The worst of Total War: Rome II’s many problems is its failure to explain its mechanics clearly and especially how those mechanics interact. The internal politics of Rome – something critical to why the Rome: Total War was good – are a particularly badly represented mess: a variety of bars and numbers move around the politics screen without explaining themselves or what they mean in relation to the rest of the game. The food system, newly introduced in this iteration of Total War, is not necessarily the worst offender but it is the one I’ve had the best luck untangling and so it provides a good case study for why Rome II’s obscure, badly implemented mechanics utterly rob the campaign of its basic joy.
I’ve written already about how playing as Austria in Europa Universalis IV successfully addresses the recurring problem of the late game in strategy and grand strategy games.
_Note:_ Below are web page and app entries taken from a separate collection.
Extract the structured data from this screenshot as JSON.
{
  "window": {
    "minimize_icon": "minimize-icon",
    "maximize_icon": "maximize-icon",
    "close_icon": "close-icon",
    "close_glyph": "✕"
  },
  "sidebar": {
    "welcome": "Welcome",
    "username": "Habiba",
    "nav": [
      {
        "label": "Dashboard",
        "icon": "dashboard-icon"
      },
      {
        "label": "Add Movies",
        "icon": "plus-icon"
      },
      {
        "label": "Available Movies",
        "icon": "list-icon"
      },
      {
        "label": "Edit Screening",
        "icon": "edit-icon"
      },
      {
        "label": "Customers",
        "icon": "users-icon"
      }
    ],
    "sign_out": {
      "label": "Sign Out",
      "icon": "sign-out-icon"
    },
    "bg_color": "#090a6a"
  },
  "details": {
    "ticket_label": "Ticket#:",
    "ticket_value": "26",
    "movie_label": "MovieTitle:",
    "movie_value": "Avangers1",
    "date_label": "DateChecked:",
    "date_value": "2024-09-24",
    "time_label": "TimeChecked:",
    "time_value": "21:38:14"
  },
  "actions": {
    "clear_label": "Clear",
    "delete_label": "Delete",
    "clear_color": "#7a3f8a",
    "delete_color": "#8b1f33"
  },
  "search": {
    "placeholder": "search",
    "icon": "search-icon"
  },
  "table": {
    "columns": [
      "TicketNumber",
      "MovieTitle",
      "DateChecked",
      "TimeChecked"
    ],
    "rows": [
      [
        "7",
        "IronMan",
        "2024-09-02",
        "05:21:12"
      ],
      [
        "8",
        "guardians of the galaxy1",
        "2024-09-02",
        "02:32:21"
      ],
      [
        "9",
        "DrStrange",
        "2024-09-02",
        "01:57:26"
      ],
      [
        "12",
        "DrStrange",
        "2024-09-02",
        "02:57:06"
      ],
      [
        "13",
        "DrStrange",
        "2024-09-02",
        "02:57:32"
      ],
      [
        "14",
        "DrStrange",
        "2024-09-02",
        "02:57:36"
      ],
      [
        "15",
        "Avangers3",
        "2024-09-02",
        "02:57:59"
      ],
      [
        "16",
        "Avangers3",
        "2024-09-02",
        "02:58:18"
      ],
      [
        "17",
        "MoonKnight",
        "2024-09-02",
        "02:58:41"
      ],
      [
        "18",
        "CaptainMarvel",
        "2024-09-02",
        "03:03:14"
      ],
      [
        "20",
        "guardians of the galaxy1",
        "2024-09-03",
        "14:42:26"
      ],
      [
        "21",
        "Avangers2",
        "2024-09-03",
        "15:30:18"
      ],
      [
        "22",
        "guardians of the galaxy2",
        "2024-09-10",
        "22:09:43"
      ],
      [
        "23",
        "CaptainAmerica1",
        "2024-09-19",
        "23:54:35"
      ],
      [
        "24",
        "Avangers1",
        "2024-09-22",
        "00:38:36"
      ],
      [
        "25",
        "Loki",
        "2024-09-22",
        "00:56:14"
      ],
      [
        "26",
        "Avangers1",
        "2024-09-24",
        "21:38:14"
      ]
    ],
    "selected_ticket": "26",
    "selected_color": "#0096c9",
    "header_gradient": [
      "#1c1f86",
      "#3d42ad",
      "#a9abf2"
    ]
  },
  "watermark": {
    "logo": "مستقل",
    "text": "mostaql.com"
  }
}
That is specifically the phase of the game where you have won and yet it goes on. In Civilization V, you might reach the year 1800, find you’re vastly ahead of the AI opponents and simultaneously realise it’ll take 100 more turns to finally finish that Conquest or Science victory. In Europa Universalis IV, you might beat France in a major war and realise that all it takes to gobble up the whole continent is a series of tedious, easy conflicts. In Total War games, where the objective is to conquer a quota of provinces, usually being merely half-way to this quota is enough to be larger and stronger than all your rivals. Rome: Total War is interested in solving this problem and while it’s not wholly successful, it does mitigate the tedium which suffuses so much of the late game in strategy and grand strategy. By dividing the game into two phases, one in which you expand for the glory of the Roman Republic and another which sets you against other Roman factions and the Senate itself in your quest to become emperor, Rome: Total War makes victory difficult. It forces you to recontextualise your conquests and think again about what territory is ‘safe.’ It forces you to zoom out from small-scale, distant wars to focus on a larger conflict. Rome: Total War’s late game challenges you, a phrase we can rarely use honestly about this phase in these games.
At its worst, Europa Universalis IV is a game of unchecked conquest. It shares a common problem with many grand strategy games, namely the fun struggle to survive and grow as a state is gradually replaced with a lengthy period of easy conquest and ‘cleaning up.’ EUIV’s timeline spans 400 years (1444-1821), but it’s rare for me and most players to ever get beyond 1650. By then you are the strongest: alliances can be broken with impunity, neighbours devoured and coalitions smashed. Without the challenge of the early and mid game, EUIV and other titles like it devolve into rote warring to expand your territories. Interesting decisions evaporate, and as long as you’re clever enough not to let a massive coalition form, you will be unchallenged. Playing as Austria is the antidote to those problems. It provides a unique, long-lasting challenge which is different from the experiences of other, more conventional states.